The test took place at SpaceX's engineering facility in McGregor, Texas and saw the 6,000-kg (13,228-lb) spacecraft suspended from a cable before the eight SuperDraco thrusters fired up. Over two tests, the capsule hovered and rotated, before settling down on the cable again.
The thrusters will solve two engineering challenges. Firstly, they act as the emergency evacuation rockets if a Falcon rocket runs into trouble during takeoff, blasting the crew free of the debris and returning them to terra firma.
SpaceX successfully tested this capability last May, taking the unmanned capsule from 0-100mph in just 1.2 seconds after the SuperDraco rockets went to maximum safe thrust of 54,431kgf (120,000 pounds-force). In that case, the capsule fell to earth under parachutes.
That's all well and good, but why bother with parachutes? The second and more important point of the rockets is to enable astronauts to return to earth under rocket power alone – although that will take time.
"The ultimate plan is for the capsule to dispense with parachutes altogether and have it land under rocket power using the SuperDraco engines," said NASA on Thursday. "The capsule would undergo reentry, then jettison its heat shield and be slowed, and eventually landed under rocket power alone."
Propulsive landing will not be used initially for missions with NASA astronauts to the International Space Station. The Crew Dragon will splash down safely in the ocean under parachutes as its passengers return from the space station.

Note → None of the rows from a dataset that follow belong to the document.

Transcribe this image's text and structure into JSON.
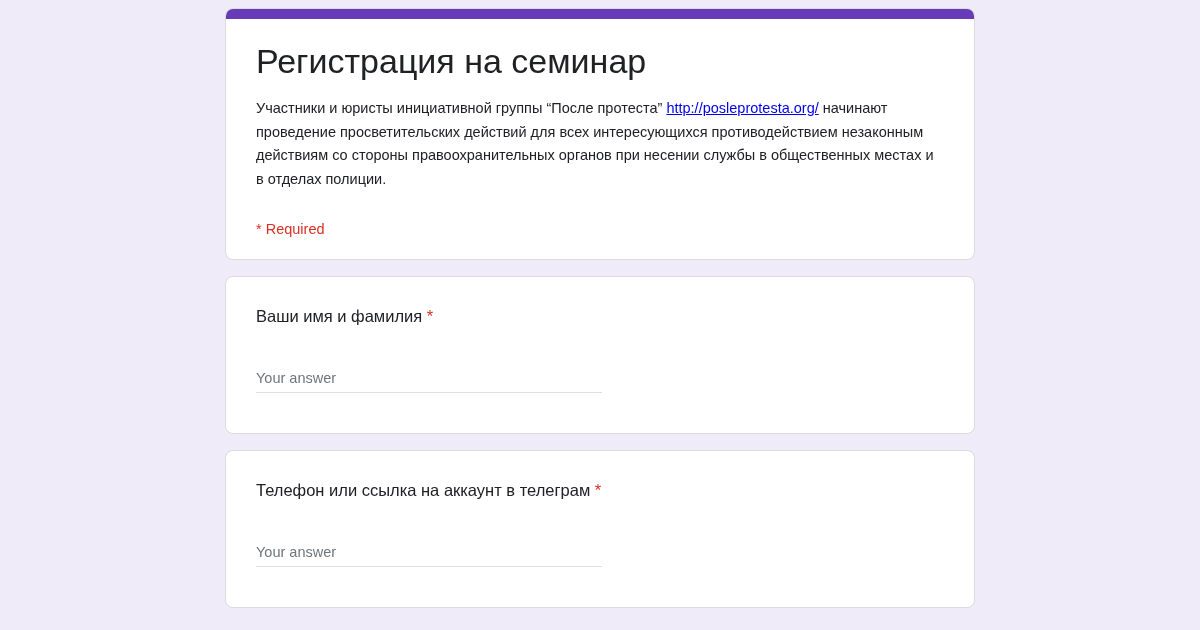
{
  "form": {
    "title": "Регистрация на семинар",
    "description": {
      "before": "Участники и юристы инициативной группы “После протеста”",
      "link": "http://posleprotesta.org/",
      "after": "начинают проведение просветительских действий для всех интересующихся противодействием незаконным действиям со стороны правоохранительных органов при несении службы в общественных местах и в отделах полиции."
    },
    "required_note": "* Required"
  },
  "questions": [
    {
      "title": "Ваши имя и фамилия",
      "required_mark": "*",
      "placeholder": "Your answer"
    },
    {
      "title": "Телефон или ссылка на аккаунт в телеграм",
      "required_mark": "*",
      "placeholder": "Your answer"
    }
  ]
}
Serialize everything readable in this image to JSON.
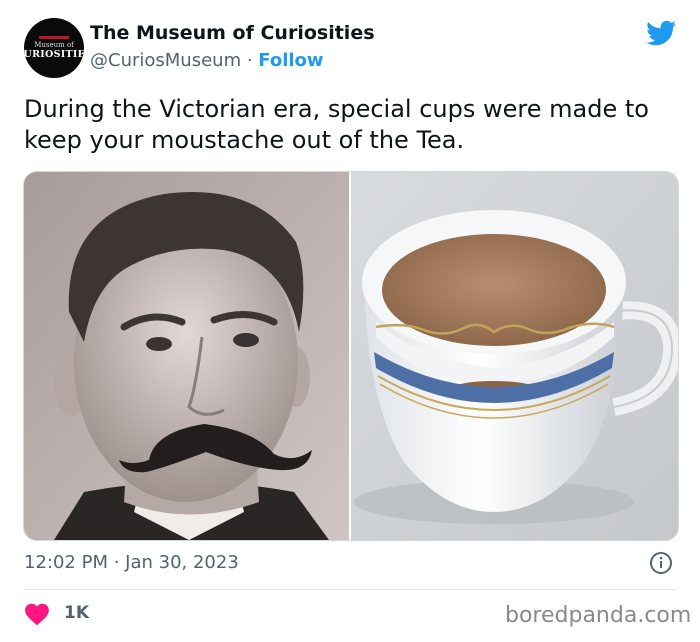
{
  "header": {
    "avatar_line1": "Museum of",
    "avatar_line2": "CURIOSITIES",
    "display_name": "The Museum of Curiosities",
    "handle": "@CuriosMuseum",
    "separator": " · ",
    "follow_label": "Follow"
  },
  "tweet": {
    "text": "During the Victorian era, special cups were made to keep your moustache out of the Tea."
  },
  "meta": {
    "timestamp": "12:02 PM · Jan 30, 2023"
  },
  "engagement": {
    "likes": "1K"
  },
  "watermark": "boredpanda.com",
  "colors": {
    "twitter_blue": "#1d9bf0",
    "like_red": "#f91880",
    "text_secondary": "#536471"
  },
  "icons": [
    "twitter-bird-icon",
    "info-icon",
    "heart-icon"
  ]
}
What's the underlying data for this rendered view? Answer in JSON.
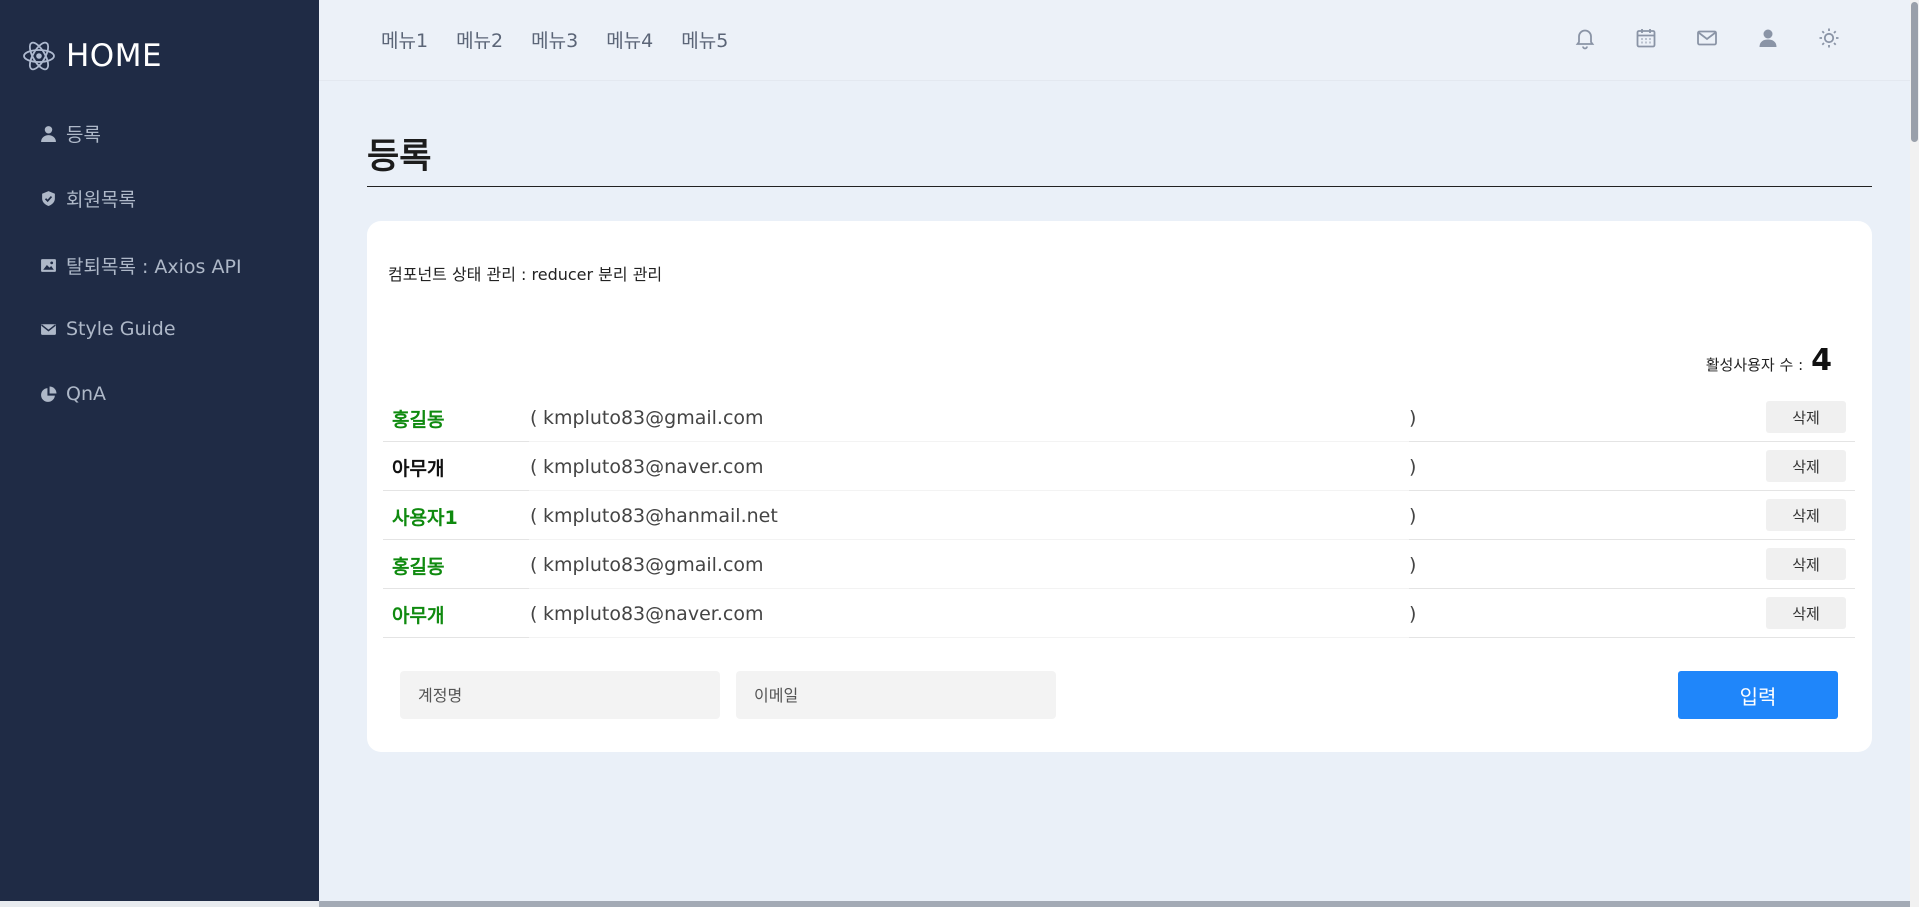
{
  "sidebar": {
    "logo_text": "HOME",
    "items": [
      {
        "label": "등록",
        "icon": "user-icon"
      },
      {
        "label": "회원목록",
        "icon": "shield-icon"
      },
      {
        "label": "탈퇴목록 : Axios API",
        "icon": "image-icon"
      },
      {
        "label": "Style Guide",
        "icon": "mail-icon"
      },
      {
        "label": "QnA",
        "icon": "pie-chart-icon"
      }
    ]
  },
  "header": {
    "menus": [
      "메뉴1",
      "메뉴2",
      "메뉴3",
      "메뉴4",
      "메뉴5"
    ],
    "icons": [
      "bell-icon",
      "calendar-icon",
      "envelope-icon",
      "user-icon",
      "sun-icon"
    ]
  },
  "main": {
    "title": "등록",
    "description": "컴포넌트 상태 관리 : reducer 분리 관리",
    "active_label": "활성사용자 수 :",
    "active_count": "4",
    "users": [
      {
        "name": "홍길동",
        "email": "kmpluto83@gmail.com",
        "active": true
      },
      {
        "name": "아무개",
        "email": "kmpluto83@naver.com",
        "active": false
      },
      {
        "name": "사용자1",
        "email": "kmpluto83@hanmail.net",
        "active": true
      },
      {
        "name": "홍길동",
        "email": "kmpluto83@gmail.com",
        "active": true
      },
      {
        "name": "아무개",
        "email": "kmpluto83@naver.com",
        "active": true
      }
    ],
    "open_paren": "(",
    "close_paren": ")",
    "delete_label": "삭제",
    "username_placeholder": "계정명",
    "email_placeholder": "이메일",
    "submit_label": "입력"
  },
  "colors": {
    "sidebar_bg": "#1f2b45",
    "active_name": "#0f8a0f",
    "inactive_name": "#111111",
    "primary": "#1f86fa"
  }
}
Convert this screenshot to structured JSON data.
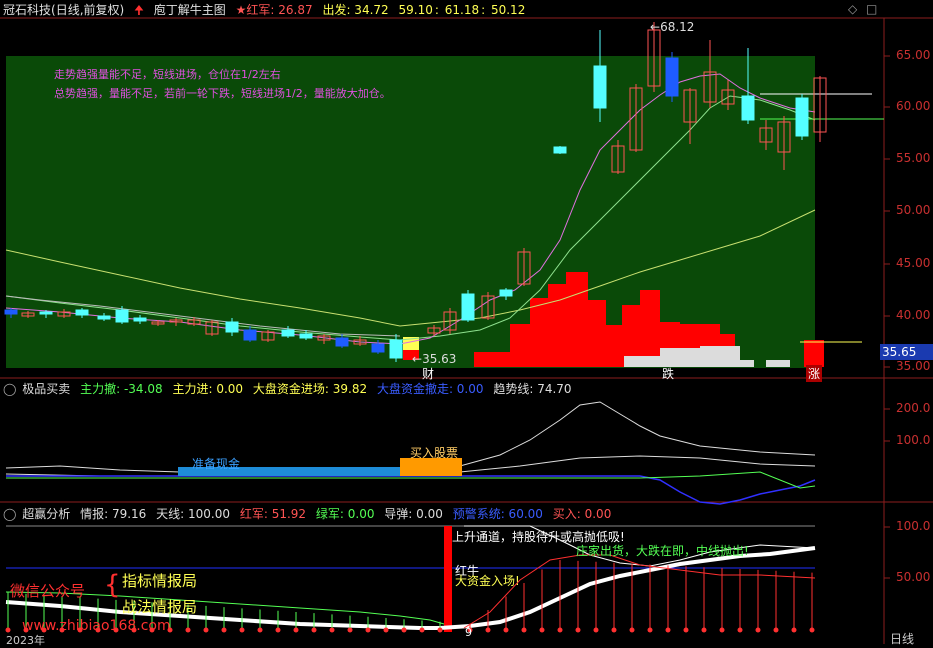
{
  "main_header": {
    "stock": "冠石科技",
    "period": "(日线,前复权)",
    "indicator": "庖丁解牛主图",
    "star_label": "★红军: 26.87",
    "out_label": "出发: 34.72",
    "v1": "59.10",
    "v2": "61.18",
    "v3": "50.12",
    "sep": ":"
  },
  "main_notes": [
    "走势趋强量能不足，短线进场，仓位在1/2左右",
    "总势趋强，量能不足，若前一轮下跌，短线进场1/2，量能放大加仓。"
  ],
  "main_axis": {
    "ticks": [
      "65.00",
      "60.00",
      "55.00",
      "50.00",
      "45.00",
      "40.00",
      "35.00"
    ],
    "current": "35.65"
  },
  "main_labels": {
    "high": "68.12",
    "low": "35.63",
    "cai": "财",
    "die": "跌",
    "zhang": "涨"
  },
  "p2_header": {
    "name": "极品买卖",
    "a": "主力撤: -34.08",
    "b": "主力进: 0.00",
    "c": "大盘资金进场: 39.82",
    "d": "大盘资金撤走: 0.00",
    "e": "趋势线: 74.70"
  },
  "p2_axis": {
    "ticks": [
      "200.0",
      "100.0"
    ]
  },
  "p2_labels": {
    "prep": "准备现金",
    "buy": "买入股票"
  },
  "p3_header": {
    "name": "超赢分析",
    "a": "情报: 79.16",
    "b": "天线: 100.00",
    "c": "红军: 51.92",
    "d": "绿军: 0.00",
    "e": "导弹: 0.00",
    "f": "预警系统: 60.00",
    "g": "买入: 0.00"
  },
  "p3_axis": {
    "ticks": [
      "100.0",
      "50.00"
    ]
  },
  "p3_labels": {
    "channel": "上升通道，持股待升或高抛低吸!",
    "zhuang": "庄家出货，大跌在即，中线抛出!",
    "hong": "红牛",
    "funds": "大资金入场!"
  },
  "watermark": {
    "l1": "微信公众号",
    "l2": "指标情报局",
    "l3": "战法情报局",
    "url": "www.zhibiao168.com"
  },
  "footer": {
    "year": "2023年",
    "mark": "9",
    "tab": "日线"
  },
  "colors": {
    "green_bg": "#0a4a08",
    "red": "#ff0000",
    "cyan": "#54ffff",
    "blue": "#1e5cff",
    "yellow": "#ffff54",
    "magenta": "#ff54ff"
  }
}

Looking even further ahead, the rockets will be a key stage in getting humans safely onto the Martian surface. Landing on Mars is tricky, because the atmosphere is thick enough to cause serious heat friction on entry, but not thick enough for parachutes to work for the whole trip.
When the Curiosity rover landed on Mars, it deployed the largest supersonic parachute ever created to slow itself down, but was still going too fast to land safely. After the parachute was jettisoned, the rover landed under rocket power – that's what SpaceX wants to emulate.
Mars landings are off the cards for the moment, as are purely rocket-powered landings. But the tests show the idea is valid – we'll just have to do a lot more testing first. ®